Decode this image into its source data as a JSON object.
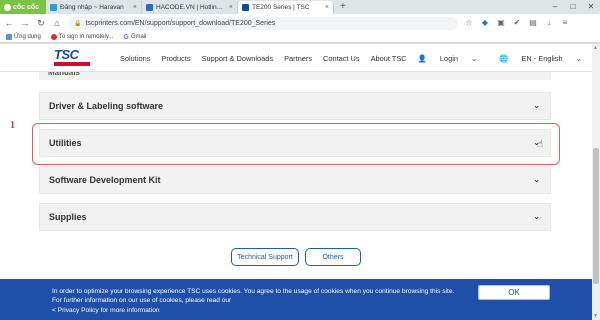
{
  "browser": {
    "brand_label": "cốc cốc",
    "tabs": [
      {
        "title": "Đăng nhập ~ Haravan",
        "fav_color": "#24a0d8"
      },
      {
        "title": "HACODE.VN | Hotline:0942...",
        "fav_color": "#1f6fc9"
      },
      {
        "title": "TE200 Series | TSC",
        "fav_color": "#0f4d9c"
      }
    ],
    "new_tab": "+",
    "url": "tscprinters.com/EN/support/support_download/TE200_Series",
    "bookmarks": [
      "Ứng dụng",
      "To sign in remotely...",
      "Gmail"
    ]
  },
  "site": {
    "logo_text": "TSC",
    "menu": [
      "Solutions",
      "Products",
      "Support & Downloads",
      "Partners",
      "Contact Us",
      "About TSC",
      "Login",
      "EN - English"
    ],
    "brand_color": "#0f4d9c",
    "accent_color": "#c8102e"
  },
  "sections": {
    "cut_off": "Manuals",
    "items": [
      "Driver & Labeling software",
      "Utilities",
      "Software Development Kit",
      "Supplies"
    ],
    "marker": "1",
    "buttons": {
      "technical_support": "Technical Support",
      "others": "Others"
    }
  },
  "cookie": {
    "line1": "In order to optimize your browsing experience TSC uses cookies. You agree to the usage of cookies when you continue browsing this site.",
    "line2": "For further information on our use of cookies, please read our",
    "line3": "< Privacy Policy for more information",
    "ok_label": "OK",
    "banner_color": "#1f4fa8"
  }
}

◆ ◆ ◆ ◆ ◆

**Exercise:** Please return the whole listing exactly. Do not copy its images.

**Exercise output:**
Decode this image into its source data as a JSON object.
{
  "browser": {
    "brand_label": "cốc cốc",
    "tabs": [
      {
        "title": "Đăng nhập ~ Haravan",
        "fav_color": "#24a0d8"
      },
      {
        "title": "HACODE.VN | Hotline:0942...",
        "fav_color": "#1f6fc9"
      },
      {
        "title": "TE200 Series | TSC",
        "fav_color": "#0f4d9c"
      }
    ],
    "new_tab": "+",
    "url": "tscprinters.com/EN/support/support_download/TE200_Series",
    "bookmarks": [
      "Ứng dụng",
      "To sign in remotely...",
      "Gmail"
    ]
  },
  "site": {
    "logo_text": "TSC",
    "menu": [
      "Solutions",
      "Products",
      "Support & Downloads",
      "Partners",
      "Contact Us",
      "About TSC",
      "Login",
      "EN - English"
    ],
    "brand_color": "#0f4d9c",
    "accent_color": "#c8102e"
  },
  "sections": {
    "cut_off": "Manuals",
    "items": [
      "Driver & Labeling software",
      "Utilities",
      "Software Development Kit",
      "Supplies"
    ],
    "marker": "1",
    "buttons": {
      "technical_support": "Technical Support",
      "others": "Others"
    }
  },
  "cookie": {
    "line1": "In order to optimize your browsing experience TSC uses cookies. You agree to the usage of cookies when you continue browsing this site.",
    "line2": "For further information on our use of cookies, please read our",
    "line3": "< Privacy Policy for more information",
    "ok_label": "OK",
    "banner_color": "#1f4fa8"
  }
}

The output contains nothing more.